The news shows the growing interest that large companies have in Libya next the 2011 uprising that put an end to the Gaddafi regime. ''The HGB group would as well be interested in bringing an Italian large-scale distribution company to the Libyan market,'' Husny Bey told ANSAmed. 

Related Articles
  • France's Macron outlines new approach to African policy

    2017/11/29 French President Emmanuel Macron has outlined a new approach to relations with Africa as he begins a regional trip starting with Burkina Faso. He said he was "from a generation that would not tell Africans what to do". He as well said he would declassify secret French files on the former colony's assassinated leader, Thomas Sankara. Mr Macron is on a three-day trip in West Africa, taking in Burkina Faso, a European-African summit in Ivory Coast and Ghana.
  • As Russia threatens, Sweden ponders joining NATO

    2017/09/24 SWEDEN’S Aurora-17 drill, which continues until the end of September, is the biggest war game that the supposedly neutral country has carried out for 23 years. Not only does it involve 19,000 of Sweden’s armed forces (about half of them), inclunding its Home Guard, but as well additional than 1,500 troops from Finland, Denmark, Estonia, Latvia, Lithuania, France, Norway and America. All except Finland are members of NATO, the large western alliance.
  • Carmakers face billions in European CO2 fines from 2021

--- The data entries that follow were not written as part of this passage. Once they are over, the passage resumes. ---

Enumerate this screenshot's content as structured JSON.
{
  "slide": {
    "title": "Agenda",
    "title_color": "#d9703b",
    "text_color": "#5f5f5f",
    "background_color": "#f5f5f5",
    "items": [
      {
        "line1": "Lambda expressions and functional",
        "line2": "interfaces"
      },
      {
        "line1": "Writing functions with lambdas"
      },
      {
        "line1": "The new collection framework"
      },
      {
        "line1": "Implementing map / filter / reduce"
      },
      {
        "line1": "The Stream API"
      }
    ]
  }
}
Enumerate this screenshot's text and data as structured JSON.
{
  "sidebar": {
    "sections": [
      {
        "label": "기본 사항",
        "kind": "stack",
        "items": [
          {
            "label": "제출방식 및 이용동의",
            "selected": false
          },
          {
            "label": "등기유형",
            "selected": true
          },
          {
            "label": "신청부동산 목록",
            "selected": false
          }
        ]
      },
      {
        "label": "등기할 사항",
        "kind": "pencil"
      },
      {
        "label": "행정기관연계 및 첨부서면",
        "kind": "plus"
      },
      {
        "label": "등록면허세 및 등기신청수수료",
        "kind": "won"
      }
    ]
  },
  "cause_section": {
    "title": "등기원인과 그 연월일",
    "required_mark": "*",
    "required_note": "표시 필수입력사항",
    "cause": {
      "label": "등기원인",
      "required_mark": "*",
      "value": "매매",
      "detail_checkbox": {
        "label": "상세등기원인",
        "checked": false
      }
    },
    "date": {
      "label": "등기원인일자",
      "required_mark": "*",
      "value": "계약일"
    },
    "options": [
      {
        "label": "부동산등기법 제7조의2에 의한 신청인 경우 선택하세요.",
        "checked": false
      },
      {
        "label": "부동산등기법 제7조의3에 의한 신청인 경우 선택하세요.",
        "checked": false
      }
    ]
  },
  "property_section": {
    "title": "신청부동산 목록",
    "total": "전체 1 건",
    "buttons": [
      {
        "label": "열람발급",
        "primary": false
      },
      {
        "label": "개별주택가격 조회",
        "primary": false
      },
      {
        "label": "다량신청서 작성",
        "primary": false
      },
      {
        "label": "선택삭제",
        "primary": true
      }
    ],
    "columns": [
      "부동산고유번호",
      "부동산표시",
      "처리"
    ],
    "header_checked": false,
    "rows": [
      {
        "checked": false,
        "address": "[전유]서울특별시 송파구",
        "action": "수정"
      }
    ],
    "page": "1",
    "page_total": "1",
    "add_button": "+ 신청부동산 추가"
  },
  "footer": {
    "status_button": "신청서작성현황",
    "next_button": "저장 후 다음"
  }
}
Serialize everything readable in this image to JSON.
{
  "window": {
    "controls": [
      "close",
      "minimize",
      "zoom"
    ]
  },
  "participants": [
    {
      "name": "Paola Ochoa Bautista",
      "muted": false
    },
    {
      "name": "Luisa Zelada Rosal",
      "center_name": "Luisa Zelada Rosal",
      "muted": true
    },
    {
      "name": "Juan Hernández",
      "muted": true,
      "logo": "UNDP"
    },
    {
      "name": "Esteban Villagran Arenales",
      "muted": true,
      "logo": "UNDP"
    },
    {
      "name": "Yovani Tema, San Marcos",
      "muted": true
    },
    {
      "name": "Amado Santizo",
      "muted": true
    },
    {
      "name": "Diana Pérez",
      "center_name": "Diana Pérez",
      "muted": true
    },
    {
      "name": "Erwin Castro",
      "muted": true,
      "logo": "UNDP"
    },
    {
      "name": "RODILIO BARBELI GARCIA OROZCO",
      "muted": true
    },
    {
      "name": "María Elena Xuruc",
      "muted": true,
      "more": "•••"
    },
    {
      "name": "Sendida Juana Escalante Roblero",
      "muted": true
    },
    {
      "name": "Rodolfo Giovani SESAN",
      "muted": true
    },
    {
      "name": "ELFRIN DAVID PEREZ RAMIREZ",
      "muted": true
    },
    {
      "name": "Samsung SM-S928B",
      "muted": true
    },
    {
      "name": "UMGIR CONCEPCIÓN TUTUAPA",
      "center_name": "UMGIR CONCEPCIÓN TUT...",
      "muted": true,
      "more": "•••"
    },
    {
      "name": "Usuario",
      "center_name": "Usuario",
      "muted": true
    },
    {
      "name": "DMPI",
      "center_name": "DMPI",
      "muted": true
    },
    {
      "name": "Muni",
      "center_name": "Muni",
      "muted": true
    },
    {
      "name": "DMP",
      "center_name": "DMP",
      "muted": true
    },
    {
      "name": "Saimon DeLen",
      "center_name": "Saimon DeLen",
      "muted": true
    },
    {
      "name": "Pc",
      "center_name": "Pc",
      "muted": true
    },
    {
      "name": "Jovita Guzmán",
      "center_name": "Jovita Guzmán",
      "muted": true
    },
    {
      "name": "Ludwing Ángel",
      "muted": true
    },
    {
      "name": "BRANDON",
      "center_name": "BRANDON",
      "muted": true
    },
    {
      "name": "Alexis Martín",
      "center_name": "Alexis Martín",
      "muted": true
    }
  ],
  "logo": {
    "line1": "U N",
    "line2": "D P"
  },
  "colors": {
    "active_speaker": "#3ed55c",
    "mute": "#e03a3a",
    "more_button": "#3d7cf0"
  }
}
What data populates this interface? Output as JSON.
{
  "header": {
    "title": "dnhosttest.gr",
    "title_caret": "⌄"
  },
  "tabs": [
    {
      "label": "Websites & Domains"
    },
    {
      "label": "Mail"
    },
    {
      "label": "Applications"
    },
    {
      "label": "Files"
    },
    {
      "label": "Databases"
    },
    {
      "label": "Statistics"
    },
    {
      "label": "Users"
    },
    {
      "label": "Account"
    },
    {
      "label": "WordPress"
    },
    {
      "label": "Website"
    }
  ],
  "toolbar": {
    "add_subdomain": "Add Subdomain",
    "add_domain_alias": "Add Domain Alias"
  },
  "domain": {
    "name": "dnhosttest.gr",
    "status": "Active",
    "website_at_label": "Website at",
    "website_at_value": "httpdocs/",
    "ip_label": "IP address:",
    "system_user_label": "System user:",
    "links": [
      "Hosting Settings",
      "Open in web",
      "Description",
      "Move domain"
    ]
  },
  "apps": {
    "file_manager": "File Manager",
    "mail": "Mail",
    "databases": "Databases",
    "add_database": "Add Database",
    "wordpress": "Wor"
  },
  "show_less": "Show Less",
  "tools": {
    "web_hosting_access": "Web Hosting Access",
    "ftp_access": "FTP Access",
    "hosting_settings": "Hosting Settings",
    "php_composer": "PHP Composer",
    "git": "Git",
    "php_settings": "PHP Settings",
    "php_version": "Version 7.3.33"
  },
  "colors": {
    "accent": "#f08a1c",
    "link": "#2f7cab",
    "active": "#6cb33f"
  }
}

    2017/09/23 Large-name carmakers inclunding Volkswagen and Fiat Chrysler face fines running into the billions for failure to meet tough new European carbon dioxide emissions limits slated for 2021, a study has found. "Only four out of 11 carmakers are estimate to meet the EU 2021 CO2 emission target, with the rest facing significant fines," researchers from British firm PA Consulting said in a statement Friday. European Union nations agreed in 2014 that carmakers should limit CO2 emissions to 95 grammes per kilometre across their entire model range within seven years.
  • UK growth will trail Italy, France and Germany next year, says OECD

    2017/09/23 Italy, France and Germany will grow faster than Britain next year as Brexit uncertainty continues to weigh on consumer confidence and deter much-needed business investment , according to the new economic forecasts by the Organisation for Economic Cooperation and Development. Pound’s Brexit slide has pushed up inflation and dampened purchasing power, says estimate. The UK’s GDP increase will drop from 1.6% this year to 1% next year, in line with the OECD’s previous estimate, but Italy’s national gain will grow by 1.2% in 2018, up 0.4 % points from the estimate in the June.
  • Aluminium-Lithium Alloys Fight Back

    2017/09/16 At the same time as it comes to the aviation industry, new technologies and manufacturing techniques have been mounting a silent revolution in the new generation of commercial twin-aisle aircraft: the Boeing 787 Dreamliner and Airbus A350. Both these aircraft contain around 50% of CFRP composites, as opposed to their previous iterations where aluminium alloys had dominated. This explains why, at the same time as Boeing and Airbus introduced these two crafts several years ago, most experts thought that the next generation of planes would be made out of composites, a trend that would again expand to include smaller jets – but as turns out, they were wrong.